Data provided:
——
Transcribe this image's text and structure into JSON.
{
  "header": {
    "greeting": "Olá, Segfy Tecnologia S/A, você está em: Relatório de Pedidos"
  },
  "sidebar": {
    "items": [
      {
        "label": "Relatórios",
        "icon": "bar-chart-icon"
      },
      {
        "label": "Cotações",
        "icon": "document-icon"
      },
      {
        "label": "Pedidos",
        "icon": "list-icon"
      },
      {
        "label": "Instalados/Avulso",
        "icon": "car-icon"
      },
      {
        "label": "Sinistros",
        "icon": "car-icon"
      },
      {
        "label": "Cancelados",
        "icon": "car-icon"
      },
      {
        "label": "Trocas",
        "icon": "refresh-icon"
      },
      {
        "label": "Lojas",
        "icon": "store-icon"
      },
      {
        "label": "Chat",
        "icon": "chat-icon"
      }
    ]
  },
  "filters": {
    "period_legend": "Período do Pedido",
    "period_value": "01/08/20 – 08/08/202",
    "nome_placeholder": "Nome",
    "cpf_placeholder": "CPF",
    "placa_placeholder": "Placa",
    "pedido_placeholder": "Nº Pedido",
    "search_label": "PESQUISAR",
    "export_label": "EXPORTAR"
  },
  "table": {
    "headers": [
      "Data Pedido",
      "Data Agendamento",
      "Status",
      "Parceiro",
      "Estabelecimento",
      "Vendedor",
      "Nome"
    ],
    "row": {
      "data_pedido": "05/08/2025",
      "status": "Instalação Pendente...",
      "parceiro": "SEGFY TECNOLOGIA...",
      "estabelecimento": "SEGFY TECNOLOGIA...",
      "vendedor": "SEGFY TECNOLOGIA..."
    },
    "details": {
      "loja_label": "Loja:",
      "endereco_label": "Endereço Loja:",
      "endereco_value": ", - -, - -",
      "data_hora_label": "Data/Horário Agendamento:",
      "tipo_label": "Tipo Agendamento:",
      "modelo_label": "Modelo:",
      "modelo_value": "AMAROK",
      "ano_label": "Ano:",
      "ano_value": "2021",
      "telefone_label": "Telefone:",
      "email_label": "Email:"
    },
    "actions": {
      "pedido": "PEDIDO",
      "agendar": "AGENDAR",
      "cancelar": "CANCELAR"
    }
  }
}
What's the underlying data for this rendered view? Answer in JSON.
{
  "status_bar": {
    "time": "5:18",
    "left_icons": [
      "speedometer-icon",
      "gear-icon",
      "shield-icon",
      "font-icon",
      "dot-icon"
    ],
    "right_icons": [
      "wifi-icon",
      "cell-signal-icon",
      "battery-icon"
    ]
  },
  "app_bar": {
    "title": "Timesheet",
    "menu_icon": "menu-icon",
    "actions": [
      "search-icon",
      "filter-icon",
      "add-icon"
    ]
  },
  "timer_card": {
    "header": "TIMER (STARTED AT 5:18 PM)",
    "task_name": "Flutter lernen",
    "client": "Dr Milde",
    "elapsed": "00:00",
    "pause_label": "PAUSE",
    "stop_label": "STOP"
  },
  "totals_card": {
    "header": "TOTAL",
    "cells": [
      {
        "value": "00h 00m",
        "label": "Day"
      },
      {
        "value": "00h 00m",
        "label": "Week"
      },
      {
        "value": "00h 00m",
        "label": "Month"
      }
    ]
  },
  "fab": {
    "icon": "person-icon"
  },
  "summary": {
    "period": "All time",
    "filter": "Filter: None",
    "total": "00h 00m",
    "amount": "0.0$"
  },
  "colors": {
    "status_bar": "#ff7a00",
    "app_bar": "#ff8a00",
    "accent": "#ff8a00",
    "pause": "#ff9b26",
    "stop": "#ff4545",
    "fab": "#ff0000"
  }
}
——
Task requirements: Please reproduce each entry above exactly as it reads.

Worked solution:
Transcribe this image's text and structure into JSON.
{
  "header": {
    "greeting": "Olá, Segfy Tecnologia S/A, você está em: Relatório de Pedidos"
  },
  "sidebar": {
    "items": [
      {
        "label": "Relatórios",
        "icon": "bar-chart-icon"
      },
      {
        "label": "Cotações",
        "icon": "document-icon"
      },
      {
        "label": "Pedidos",
        "icon": "list-icon"
      },
      {
        "label": "Instalados/Avulso",
        "icon": "car-icon"
      },
      {
        "label": "Sinistros",
        "icon": "car-icon"
      },
      {
        "label": "Cancelados",
        "icon": "car-icon"
      },
      {
        "label": "Trocas",
        "icon": "refresh-icon"
      },
      {
        "label": "Lojas",
        "icon": "store-icon"
      },
      {
        "label": "Chat",
        "icon": "chat-icon"
      }
    ]
  },
  "filters": {
    "period_legend": "Período do Pedido",
    "period_value": "01/08/20 – 08/08/202",
    "nome_placeholder": "Nome",
    "cpf_placeholder": "CPF",
    "placa_placeholder": "Placa",
    "pedido_placeholder": "Nº Pedido",
    "search_label": "PESQUISAR",
    "export_label": "EXPORTAR"
  },
  "table": {
    "headers": [
      "Data Pedido",
      "Data Agendamento",
      "Status",
      "Parceiro",
      "Estabelecimento",
      "Vendedor",
      "Nome"
    ],
    "row": {
      "data_pedido": "05/08/2025",
      "status": "Instalação Pendente...",
      "parceiro": "SEGFY TECNOLOGIA...",
      "estabelecimento": "SEGFY TECNOLOGIA...",
      "vendedor": "SEGFY TECNOLOGIA..."
    },
    "details": {
      "loja_label": "Loja:",
      "endereco_label": "Endereço Loja:",
      "endereco_value": ", - -, - -",
      "data_hora_label": "Data/Horário Agendamento:",
      "tipo_label": "Tipo Agendamento:",
      "modelo_label": "Modelo:",
      "modelo_value": "AMAROK",
      "ano_label": "Ano:",
      "ano_value": "2021",
      "telefone_label": "Telefone:",
      "email_label": "Email:"
    },
    "actions": {
      "pedido": "PEDIDO",
      "agendar": "AGENDAR",
      "cancelar": "CANCELAR"
    }
  }
}
What's the underlying data for this rendered view? Answer in JSON.
{
  "status_bar": {
    "time": "5:18",
    "left_icons": [
      "speedometer-icon",
      "gear-icon",
      "shield-icon",
      "font-icon",
      "dot-icon"
    ],
    "right_icons": [
      "wifi-icon",
      "cell-signal-icon",
      "battery-icon"
    ]
  },
  "app_bar": {
    "title": "Timesheet",
    "menu_icon": "menu-icon",
    "actions": [
      "search-icon",
      "filter-icon",
      "add-icon"
    ]
  },
  "timer_card": {
    "header": "TIMER (STARTED AT 5:18 PM)",
    "task_name": "Flutter lernen",
    "client": "Dr Milde",
    "elapsed": "00:00",
    "pause_label": "PAUSE",
    "stop_label": "STOP"
  },
  "totals_card": {
    "header": "TOTAL",
    "cells": [
      {
        "value": "00h 00m",
        "label": "Day"
      },
      {
        "value": "00h 00m",
        "label": "Week"
      },
      {
        "value": "00h 00m",
        "label": "Month"
      }
    ]
  },
  "fab": {
    "icon": "person-icon"
  },
  "summary": {
    "period": "All time",
    "filter": "Filter: None",
    "total": "00h 00m",
    "amount": "0.0$"
  },
  "colors": {
    "status_bar": "#ff7a00",
    "app_bar": "#ff8a00",
    "accent": "#ff8a00",
    "pause": "#ff9b26",
    "stop": "#ff4545",
    "fab": "#ff0000"
  }
}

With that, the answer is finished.